[Data records for software interfaces]
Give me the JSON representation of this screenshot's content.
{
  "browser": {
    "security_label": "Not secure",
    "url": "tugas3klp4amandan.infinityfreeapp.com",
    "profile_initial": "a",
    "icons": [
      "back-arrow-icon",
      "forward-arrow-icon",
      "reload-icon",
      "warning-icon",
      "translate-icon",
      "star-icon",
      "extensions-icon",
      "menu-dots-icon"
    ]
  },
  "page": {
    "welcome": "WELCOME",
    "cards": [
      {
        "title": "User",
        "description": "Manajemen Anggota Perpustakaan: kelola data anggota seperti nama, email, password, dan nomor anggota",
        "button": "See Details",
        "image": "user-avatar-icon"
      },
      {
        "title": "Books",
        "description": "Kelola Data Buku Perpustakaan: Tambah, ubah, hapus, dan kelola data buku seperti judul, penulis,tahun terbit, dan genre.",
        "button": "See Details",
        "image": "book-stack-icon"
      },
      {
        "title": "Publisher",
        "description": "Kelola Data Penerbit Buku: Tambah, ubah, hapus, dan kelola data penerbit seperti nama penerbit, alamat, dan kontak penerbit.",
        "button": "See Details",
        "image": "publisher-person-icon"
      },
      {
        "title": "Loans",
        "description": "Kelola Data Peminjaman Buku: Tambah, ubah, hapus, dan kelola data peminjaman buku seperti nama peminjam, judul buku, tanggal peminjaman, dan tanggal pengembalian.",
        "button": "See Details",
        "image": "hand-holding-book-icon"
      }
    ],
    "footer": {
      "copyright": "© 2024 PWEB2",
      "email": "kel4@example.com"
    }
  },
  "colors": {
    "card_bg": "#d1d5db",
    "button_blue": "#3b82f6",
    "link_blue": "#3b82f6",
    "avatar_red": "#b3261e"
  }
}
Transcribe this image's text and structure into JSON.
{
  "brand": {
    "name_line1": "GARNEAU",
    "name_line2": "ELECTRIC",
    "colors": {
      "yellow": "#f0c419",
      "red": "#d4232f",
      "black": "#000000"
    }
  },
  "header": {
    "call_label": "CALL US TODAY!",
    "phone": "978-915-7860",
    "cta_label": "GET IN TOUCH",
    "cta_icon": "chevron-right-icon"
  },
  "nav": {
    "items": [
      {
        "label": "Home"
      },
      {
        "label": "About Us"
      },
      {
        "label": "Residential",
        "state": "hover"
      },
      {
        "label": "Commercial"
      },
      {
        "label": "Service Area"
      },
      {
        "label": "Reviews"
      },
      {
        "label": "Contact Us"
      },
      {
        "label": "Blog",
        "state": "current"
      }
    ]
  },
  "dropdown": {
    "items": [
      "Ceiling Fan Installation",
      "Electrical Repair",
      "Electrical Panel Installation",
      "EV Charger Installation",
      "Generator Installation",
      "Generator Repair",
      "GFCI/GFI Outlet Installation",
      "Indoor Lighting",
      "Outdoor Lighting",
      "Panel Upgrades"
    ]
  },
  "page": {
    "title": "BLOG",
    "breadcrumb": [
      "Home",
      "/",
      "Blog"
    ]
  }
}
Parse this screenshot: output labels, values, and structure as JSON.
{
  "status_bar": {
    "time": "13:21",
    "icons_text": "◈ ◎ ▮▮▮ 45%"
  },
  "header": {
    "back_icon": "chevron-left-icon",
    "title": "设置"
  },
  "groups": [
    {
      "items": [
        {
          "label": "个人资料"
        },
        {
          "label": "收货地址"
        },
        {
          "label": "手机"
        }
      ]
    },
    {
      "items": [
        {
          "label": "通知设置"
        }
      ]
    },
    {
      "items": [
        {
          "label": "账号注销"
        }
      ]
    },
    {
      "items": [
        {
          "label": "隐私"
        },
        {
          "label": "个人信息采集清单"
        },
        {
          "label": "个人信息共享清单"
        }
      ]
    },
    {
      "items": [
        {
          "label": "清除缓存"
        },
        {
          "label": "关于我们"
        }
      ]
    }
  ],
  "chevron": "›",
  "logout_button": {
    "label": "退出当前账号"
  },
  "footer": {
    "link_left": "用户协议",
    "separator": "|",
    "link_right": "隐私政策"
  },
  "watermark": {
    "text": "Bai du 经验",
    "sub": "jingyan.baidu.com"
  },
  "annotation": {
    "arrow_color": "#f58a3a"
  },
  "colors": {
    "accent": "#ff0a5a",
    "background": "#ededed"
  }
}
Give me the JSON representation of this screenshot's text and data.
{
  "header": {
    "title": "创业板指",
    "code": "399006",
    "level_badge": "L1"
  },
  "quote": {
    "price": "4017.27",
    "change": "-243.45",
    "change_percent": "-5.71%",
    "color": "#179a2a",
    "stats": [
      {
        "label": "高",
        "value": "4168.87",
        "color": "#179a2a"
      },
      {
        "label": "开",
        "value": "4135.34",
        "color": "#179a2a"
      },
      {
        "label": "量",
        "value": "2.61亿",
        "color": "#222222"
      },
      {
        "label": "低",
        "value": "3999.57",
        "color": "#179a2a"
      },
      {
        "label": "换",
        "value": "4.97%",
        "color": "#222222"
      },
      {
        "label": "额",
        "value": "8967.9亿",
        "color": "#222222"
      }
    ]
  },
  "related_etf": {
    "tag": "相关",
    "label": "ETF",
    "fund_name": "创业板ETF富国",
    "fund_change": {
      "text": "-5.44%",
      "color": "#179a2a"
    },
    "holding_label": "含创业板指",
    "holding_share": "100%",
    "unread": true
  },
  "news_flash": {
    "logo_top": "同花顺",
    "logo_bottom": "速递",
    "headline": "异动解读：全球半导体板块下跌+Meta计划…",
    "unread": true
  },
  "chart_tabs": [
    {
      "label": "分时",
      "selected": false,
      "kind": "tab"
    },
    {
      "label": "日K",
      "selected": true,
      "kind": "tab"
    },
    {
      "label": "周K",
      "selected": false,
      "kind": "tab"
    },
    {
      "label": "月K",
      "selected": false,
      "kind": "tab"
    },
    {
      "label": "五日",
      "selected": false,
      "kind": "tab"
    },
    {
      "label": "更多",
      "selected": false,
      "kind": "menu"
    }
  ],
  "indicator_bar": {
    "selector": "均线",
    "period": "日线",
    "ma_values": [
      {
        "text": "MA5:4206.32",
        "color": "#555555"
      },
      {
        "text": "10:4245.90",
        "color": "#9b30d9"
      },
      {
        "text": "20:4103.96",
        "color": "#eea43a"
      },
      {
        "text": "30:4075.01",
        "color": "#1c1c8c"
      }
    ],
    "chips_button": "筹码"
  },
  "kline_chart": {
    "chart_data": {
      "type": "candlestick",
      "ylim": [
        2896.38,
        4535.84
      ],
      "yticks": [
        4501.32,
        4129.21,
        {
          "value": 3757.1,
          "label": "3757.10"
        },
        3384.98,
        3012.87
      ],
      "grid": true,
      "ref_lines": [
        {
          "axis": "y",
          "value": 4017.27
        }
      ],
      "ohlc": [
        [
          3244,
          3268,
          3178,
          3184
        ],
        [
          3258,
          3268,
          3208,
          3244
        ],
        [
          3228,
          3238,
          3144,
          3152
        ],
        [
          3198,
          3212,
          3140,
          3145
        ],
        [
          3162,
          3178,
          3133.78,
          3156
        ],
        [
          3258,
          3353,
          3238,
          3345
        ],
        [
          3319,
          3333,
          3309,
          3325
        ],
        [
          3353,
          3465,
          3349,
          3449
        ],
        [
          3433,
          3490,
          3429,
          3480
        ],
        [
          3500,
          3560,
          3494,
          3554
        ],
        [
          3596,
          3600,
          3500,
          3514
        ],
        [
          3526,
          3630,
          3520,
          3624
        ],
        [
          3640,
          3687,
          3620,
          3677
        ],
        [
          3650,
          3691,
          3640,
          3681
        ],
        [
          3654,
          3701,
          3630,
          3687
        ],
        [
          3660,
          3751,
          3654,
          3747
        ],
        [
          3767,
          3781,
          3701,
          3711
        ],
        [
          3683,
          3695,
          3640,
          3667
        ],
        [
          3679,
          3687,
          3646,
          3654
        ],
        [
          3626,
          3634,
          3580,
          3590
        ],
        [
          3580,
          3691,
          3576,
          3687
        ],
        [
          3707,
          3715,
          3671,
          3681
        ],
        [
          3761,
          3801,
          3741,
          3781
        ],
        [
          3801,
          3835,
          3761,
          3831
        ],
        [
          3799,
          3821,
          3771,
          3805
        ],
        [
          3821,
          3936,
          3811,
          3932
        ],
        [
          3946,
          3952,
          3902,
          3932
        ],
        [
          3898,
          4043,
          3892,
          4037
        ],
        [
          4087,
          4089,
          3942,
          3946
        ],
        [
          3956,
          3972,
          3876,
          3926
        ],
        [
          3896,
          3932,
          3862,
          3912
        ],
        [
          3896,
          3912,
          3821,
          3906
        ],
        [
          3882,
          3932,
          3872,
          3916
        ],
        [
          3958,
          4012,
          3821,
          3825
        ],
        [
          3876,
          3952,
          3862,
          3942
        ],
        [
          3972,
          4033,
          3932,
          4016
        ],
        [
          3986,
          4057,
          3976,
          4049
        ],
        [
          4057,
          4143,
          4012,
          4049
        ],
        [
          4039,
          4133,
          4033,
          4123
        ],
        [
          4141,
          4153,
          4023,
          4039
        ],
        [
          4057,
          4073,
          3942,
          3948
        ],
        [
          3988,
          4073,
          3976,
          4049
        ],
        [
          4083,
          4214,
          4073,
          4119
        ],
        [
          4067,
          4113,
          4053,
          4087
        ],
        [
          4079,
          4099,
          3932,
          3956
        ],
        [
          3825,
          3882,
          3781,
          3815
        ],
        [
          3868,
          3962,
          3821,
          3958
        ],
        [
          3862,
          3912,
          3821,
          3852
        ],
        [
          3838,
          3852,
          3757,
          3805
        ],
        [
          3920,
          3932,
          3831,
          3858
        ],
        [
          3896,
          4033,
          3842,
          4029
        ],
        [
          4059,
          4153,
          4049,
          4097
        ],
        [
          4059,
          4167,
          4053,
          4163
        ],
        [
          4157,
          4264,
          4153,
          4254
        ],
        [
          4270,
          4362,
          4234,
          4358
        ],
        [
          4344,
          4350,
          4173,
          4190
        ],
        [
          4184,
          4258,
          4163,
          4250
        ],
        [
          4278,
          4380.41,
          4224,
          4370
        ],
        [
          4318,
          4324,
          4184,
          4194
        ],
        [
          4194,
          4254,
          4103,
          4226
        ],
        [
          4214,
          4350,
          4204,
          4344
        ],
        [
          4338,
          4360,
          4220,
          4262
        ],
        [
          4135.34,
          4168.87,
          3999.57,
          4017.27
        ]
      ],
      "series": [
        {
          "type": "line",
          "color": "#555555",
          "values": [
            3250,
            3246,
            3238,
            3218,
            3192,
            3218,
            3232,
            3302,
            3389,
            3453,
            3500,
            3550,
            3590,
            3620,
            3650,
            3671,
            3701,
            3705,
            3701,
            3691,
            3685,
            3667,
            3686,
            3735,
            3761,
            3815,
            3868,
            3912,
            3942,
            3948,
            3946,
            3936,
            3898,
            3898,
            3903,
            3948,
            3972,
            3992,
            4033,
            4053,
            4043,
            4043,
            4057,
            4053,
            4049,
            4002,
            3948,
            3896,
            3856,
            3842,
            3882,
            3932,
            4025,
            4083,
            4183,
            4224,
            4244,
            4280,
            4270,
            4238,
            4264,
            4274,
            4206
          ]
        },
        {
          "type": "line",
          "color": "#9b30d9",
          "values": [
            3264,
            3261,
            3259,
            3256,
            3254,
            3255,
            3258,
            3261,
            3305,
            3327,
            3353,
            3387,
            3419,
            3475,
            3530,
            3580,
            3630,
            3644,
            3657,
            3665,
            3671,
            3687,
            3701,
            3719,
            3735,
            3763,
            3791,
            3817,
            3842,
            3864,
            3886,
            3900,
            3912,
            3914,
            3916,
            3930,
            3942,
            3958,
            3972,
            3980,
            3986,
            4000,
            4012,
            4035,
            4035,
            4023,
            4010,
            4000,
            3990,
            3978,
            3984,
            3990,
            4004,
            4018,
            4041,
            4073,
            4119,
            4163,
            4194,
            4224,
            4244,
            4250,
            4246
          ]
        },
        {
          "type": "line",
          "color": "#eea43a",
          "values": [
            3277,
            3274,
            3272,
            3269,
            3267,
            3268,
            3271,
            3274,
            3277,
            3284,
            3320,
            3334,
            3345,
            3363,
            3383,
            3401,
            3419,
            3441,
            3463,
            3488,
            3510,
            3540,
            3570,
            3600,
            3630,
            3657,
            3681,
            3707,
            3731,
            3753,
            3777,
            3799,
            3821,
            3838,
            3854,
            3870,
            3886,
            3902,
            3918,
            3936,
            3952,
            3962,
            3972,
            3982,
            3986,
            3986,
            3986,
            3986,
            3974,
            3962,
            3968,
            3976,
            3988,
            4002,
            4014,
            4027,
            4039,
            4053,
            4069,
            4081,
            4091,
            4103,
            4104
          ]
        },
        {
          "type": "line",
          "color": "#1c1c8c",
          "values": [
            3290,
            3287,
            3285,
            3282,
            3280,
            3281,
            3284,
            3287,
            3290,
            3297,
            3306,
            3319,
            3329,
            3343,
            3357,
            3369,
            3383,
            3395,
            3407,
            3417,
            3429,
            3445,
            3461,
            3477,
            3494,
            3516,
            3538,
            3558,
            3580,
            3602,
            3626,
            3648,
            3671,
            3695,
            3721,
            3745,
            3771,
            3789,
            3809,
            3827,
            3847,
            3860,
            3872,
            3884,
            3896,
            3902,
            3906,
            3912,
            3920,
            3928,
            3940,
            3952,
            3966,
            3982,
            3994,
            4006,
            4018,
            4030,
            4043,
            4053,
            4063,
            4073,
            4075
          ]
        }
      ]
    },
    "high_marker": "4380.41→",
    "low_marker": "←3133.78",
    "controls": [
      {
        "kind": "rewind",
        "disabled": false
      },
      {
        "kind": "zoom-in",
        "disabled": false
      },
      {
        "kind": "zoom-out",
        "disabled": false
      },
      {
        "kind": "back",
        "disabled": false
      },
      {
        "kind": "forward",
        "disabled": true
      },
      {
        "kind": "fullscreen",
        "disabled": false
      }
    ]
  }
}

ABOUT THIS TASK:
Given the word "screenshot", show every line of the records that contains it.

SOLUTION:
Give me the JSON representation of this screenshot's content.
Parse this screenshot: output labels, values, and structure as JSON.
Give me the JSON representation of this screenshot's text and data.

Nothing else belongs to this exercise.